**Work request:**
Output each entry verbatim. Leave the images out.

Dataset rows for apps and sites:
++++++++++

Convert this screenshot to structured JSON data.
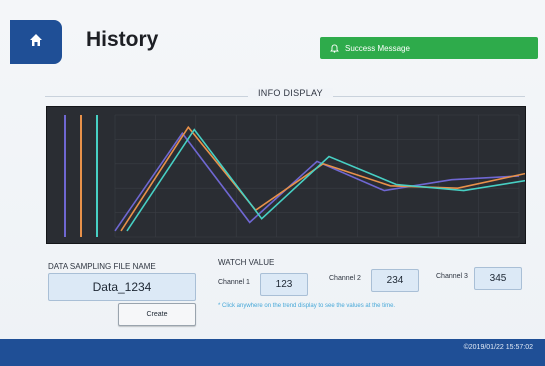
{
  "header": {
    "title": "History",
    "home_icon": "home-icon",
    "toast": {
      "text": "Success Message",
      "icon": "bell-icon",
      "color": "#2eab4b"
    }
  },
  "info": {
    "title": "INFO DISPLAY"
  },
  "chart_data": {
    "type": "line",
    "x": [
      0,
      1,
      2,
      3,
      4,
      5,
      6
    ],
    "series": [
      {
        "color": "#6f67d2",
        "values": [
          0.05,
          0.85,
          0.12,
          0.62,
          0.38,
          0.47,
          0.5
        ]
      },
      {
        "color": "#e8914a",
        "values": [
          0.05,
          0.9,
          0.22,
          0.6,
          0.42,
          0.4,
          0.52
        ]
      },
      {
        "color": "#47d0c4",
        "values": [
          0.05,
          0.88,
          0.15,
          0.66,
          0.43,
          0.38,
          0.47
        ]
      }
    ],
    "grid": true
  },
  "form": {
    "file_label": "DATA SAMPLING FILE NAME",
    "file_value": "Data_1234",
    "create_label": "Create",
    "watch_label": "WATCH VALUE",
    "channels": [
      {
        "label": "Channel 1",
        "value": "123"
      },
      {
        "label": "Channel 2",
        "value": "234"
      },
      {
        "label": "Channel 3",
        "value": "345"
      }
    ],
    "hint": "* Click anywhere on the trend display to see the values at the time."
  },
  "footer": {
    "timestamp": "©2019/01/22 15:57:02",
    "color": "#1f4f96"
  }
}
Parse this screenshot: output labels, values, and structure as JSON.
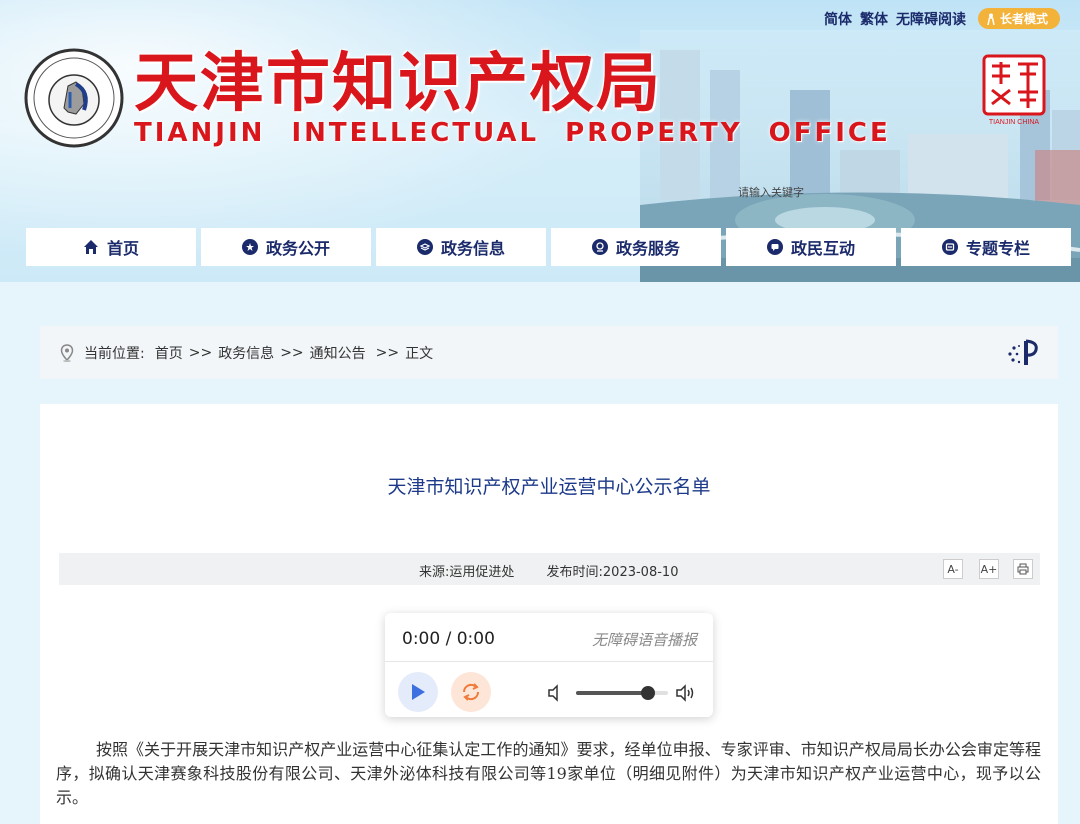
{
  "topbar": {
    "simplified": "简体",
    "traditional": "繁体",
    "accessible": "无障碍阅读",
    "elder_mode": "长者模式"
  },
  "header": {
    "title_cn": "天津市知识产权局",
    "title_en": "TIANJIN INTELLECTUAL PROPERTY OFFICE",
    "seal_right_text": "TIANJIN CHINA",
    "search_placeholder": "请输入关键字",
    "brand_color": "#d8161b"
  },
  "nav": {
    "items": [
      {
        "label": "首页",
        "icon": "home-icon"
      },
      {
        "label": "政务公开",
        "icon": "star-badge-icon"
      },
      {
        "label": "政务信息",
        "icon": "layers-icon"
      },
      {
        "label": "政务服务",
        "icon": "service-icon"
      },
      {
        "label": "政民互动",
        "icon": "chat-icon"
      },
      {
        "label": "专题专栏",
        "icon": "topic-icon"
      }
    ]
  },
  "breadcrumb": {
    "prefix": "当前位置:",
    "items": [
      "首页",
      "政务信息",
      "通知公告",
      "正文"
    ],
    "separator": ">>"
  },
  "article": {
    "title": "天津市知识产权产业运营中心公示名单",
    "source": "来源:运用促进处",
    "publish_time": "发布时间:2023-08-10",
    "font_decrease": "A-",
    "font_increase": "A+",
    "paragraph": "按照《关于开展天津市知识产权产业运营中心征集认定工作的通知》要求，经单位申报、专家评审、市知识产权局局长办公会审定等程序，拟确认天津赛象科技股份有限公司、天津外泌体科技有限公司等19家单位（明细见附件）为天津市知识产权产业运营中心，现予以公示。"
  },
  "player": {
    "time": "0:00 / 0:00",
    "label": "无障碍语音播报",
    "volume": 0.78
  }
}
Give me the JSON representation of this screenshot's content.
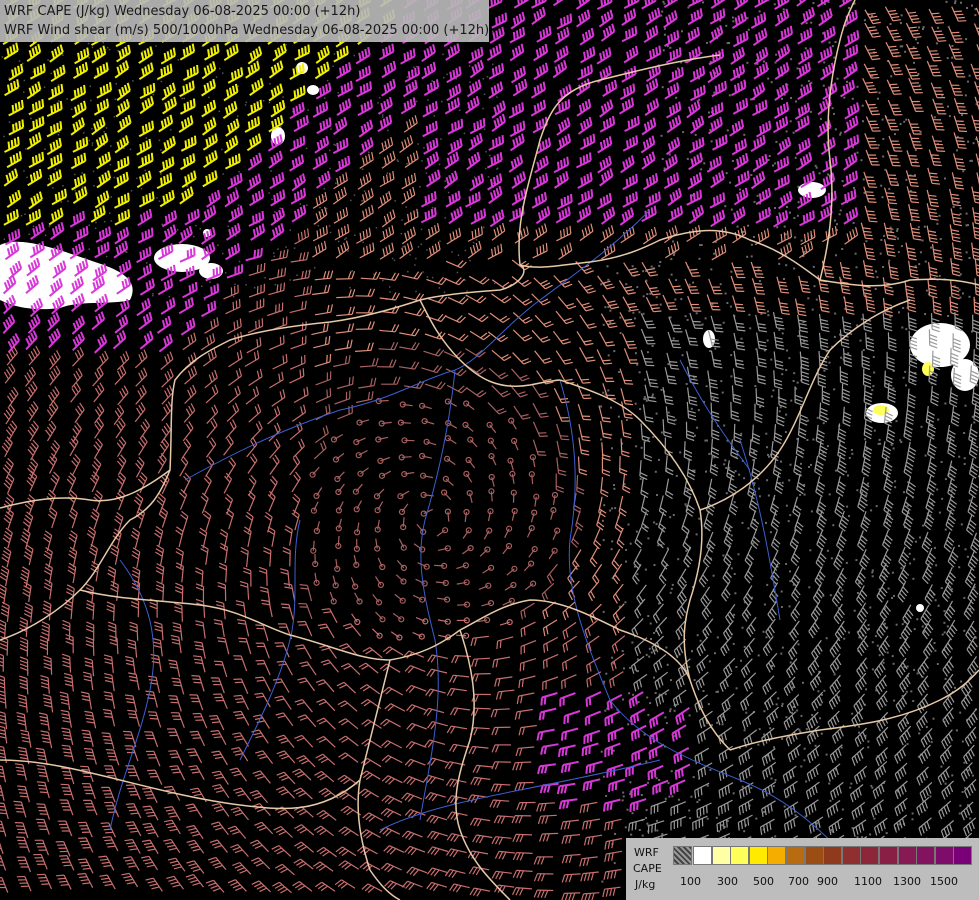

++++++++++

**Solution:**
Convert this screenshot to structured JSON data.
{
  "header": {
    "title": "History",
    "home_icon": "home-icon",
    "toast": {
      "text": "Success Message",
      "icon": "bell-icon",
      "color": "#2eab4b"
    }
  },
  "info": {
    "title": "INFO DISPLAY"
  },
  "chart_data": {
    "type": "line",
    "x": [
      0,
      1,
      2,
      3,
      4,
      5,
      6
    ],
    "series": [
      {
        "color": "#6f67d2",
        "values": [
          0.05,
          0.85,
          0.12,
          0.62,
          0.38,
          0.47,
          0.5
        ]
      },
      {
        "color": "#e8914a",
        "values": [
          0.05,
          0.9,
          0.22,
          0.6,
          0.42,
          0.4,
          0.52
        ]
      },
      {
        "color": "#47d0c4",
        "values": [
          0.05,
          0.88,
          0.15,
          0.66,
          0.43,
          0.38,
          0.47
        ]
      }
    ],
    "grid": true
  },
  "form": {
    "file_label": "DATA SAMPLING FILE NAME",
    "file_value": "Data_1234",
    "create_label": "Create",
    "watch_label": "WATCH VALUE",
    "channels": [
      {
        "label": "Channel 1",
        "value": "123"
      },
      {
        "label": "Channel 2",
        "value": "234"
      },
      {
        "label": "Channel 3",
        "value": "345"
      }
    ],
    "hint": "* Click anywhere on the trend display to see the values at the time."
  },
  "footer": {
    "timestamp": "©2019/01/22 15:57:02",
    "color": "#1f4f96"
  }
}
Parse this screenshot: output labels, values, and structure as JSON.
{
  "topbar": {
    "simplified": "简体",
    "traditional": "繁体",
    "accessible": "无障碍阅读",
    "elder_mode": "长者模式"
  },
  "header": {
    "title_cn": "天津市知识产权局",
    "title_en": "TIANJIN INTELLECTUAL PROPERTY OFFICE",
    "seal_right_text": "TIANJIN CHINA",
    "search_placeholder": "请输入关键字",
    "brand_color": "#d8161b"
  },
  "nav": {
    "items": [
      {
        "label": "首页",
        "icon": "home-icon"
      },
      {
        "label": "政务公开",
        "icon": "star-badge-icon"
      },
      {
        "label": "政务信息",
        "icon": "layers-icon"
      },
      {
        "label": "政务服务",
        "icon": "service-icon"
      },
      {
        "label": "政民互动",
        "icon": "chat-icon"
      },
      {
        "label": "专题专栏",
        "icon": "topic-icon"
      }
    ]
  },
  "breadcrumb": {
    "prefix": "当前位置:",
    "items": [
      "首页",
      "政务信息",
      "通知公告",
      "正文"
    ],
    "separator": ">>"
  },
  "article": {
    "title": "天津市知识产权产业运营中心公示名单",
    "source": "来源:运用促进处",
    "publish_time": "发布时间:2023-08-10",
    "font_decrease": "A-",
    "font_increase": "A+",
    "paragraph": "按照《关于开展天津市知识产权产业运营中心征集认定工作的通知》要求，经单位申报、专家评审、市知识产权局局长办公会审定等程序，拟确认天津赛象科技股份有限公司、天津外泌体科技有限公司等19家单位（明细见附件）为天津市知识产权产业运营中心，现予以公示。"
  },
  "player": {
    "time": "0:00 / 0:00",
    "label": "无障碍语音播报",
    "volume": 0.78
  }
}
Give me the JSON representation of this screenshot's content.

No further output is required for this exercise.